Having set the target of sending the bills to the plenary by November 30, MPs will now focus on bridging their differences, primarily on the number of municipalities and communities that will remain and whether to have many or a single referendum to approve the changes. The package must be approved before the end of the year for Cyprus to qualify for financing from the EU’s Recovery and Resilience fund.

Interior Minister Nicos Nouris who attended Thursday’s committee meeting praised the methodological way the proposed reform was being handled which gave rise to ‘cautious optimism’ that the timeline will be met.

“It is clear that what divides us is nearly minimal,” he said, adding that there was a constructive approach by all to reach the desired result.

Committee president Aristos Damianos welcomed the ‘spirit of cooperation’ which has allowed MPs to cover considerable ground towards completing discussion of the bills.

“It is no secret that there are several contentious issues, such as the number of municipalities and mergers,” he said. But he noted that consensus was reached on other open issues which until recently appeared difficult to bridge.

The president of the Union of Cyprus Municipalities and Larnaca mayor Andreas Vyras said that the meeting had been very constructive, adding that at this rate, the desired result – a complete reform – will be achieved.

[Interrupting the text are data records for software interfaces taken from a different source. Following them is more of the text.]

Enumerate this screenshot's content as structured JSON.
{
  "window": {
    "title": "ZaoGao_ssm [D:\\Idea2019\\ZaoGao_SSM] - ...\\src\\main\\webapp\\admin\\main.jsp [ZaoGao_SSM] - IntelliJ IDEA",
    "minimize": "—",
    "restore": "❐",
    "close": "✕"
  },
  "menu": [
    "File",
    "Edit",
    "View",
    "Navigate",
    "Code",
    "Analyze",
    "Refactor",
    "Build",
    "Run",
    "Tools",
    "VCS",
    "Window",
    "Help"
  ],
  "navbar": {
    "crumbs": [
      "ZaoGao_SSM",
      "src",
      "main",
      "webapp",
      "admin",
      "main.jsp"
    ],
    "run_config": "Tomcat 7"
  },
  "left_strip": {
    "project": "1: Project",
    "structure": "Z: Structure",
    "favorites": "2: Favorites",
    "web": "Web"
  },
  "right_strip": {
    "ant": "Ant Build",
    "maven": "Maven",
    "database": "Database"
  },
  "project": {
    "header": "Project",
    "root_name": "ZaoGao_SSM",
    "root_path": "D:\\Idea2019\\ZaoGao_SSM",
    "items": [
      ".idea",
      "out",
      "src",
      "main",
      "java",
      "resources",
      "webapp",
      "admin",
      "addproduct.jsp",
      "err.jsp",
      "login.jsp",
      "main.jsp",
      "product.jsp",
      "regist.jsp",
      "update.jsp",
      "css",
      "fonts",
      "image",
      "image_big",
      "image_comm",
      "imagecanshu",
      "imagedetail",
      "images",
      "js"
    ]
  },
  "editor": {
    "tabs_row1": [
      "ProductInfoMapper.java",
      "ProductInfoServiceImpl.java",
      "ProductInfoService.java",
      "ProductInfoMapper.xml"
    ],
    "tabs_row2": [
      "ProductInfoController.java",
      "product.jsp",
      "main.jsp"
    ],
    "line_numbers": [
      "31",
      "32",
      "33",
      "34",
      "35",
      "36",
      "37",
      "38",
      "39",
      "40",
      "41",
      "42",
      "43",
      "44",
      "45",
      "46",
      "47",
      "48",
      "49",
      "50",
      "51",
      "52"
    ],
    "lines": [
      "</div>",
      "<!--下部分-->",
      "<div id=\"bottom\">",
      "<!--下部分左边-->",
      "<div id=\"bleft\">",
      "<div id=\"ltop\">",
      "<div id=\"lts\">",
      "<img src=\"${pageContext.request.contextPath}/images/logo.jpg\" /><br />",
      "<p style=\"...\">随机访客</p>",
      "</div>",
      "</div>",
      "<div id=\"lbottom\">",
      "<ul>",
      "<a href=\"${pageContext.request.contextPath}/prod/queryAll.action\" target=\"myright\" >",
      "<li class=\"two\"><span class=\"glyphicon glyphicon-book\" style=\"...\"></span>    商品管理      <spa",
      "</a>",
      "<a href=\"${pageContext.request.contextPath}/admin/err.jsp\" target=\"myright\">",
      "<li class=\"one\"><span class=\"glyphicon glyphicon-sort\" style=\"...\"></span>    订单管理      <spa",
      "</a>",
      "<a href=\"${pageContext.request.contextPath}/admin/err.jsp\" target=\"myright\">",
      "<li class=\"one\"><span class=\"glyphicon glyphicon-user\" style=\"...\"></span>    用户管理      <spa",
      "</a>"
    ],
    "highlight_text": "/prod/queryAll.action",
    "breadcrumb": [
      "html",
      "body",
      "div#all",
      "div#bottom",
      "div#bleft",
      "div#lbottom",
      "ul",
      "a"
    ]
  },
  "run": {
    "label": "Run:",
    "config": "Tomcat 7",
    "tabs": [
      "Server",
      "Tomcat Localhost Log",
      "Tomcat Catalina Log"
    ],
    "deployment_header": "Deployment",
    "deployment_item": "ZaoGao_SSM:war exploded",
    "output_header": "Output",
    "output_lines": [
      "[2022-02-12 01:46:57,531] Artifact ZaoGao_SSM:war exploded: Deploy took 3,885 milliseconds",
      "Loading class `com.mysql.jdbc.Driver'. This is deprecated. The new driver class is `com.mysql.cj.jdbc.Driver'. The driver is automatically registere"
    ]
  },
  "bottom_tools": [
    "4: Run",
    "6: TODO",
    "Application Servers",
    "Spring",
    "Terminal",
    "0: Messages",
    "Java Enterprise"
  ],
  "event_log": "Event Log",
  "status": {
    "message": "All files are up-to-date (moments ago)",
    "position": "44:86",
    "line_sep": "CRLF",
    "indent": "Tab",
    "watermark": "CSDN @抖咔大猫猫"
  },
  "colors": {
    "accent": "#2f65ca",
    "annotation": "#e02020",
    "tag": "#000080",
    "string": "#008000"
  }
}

The stated aim of the reform is to achieve economies of scale and lower the cost of services, but several key issues have emerged throughout the process, such as some municipalities not wishing to merge.

The issue has dragged on for years, with the government and political parties hoping to make it through the finish line this time.

Last month, the House plenum voted to postpone local government elections that would have taken place in December, pending the reform. Existing municipal and community councils will remain in office until May 2024.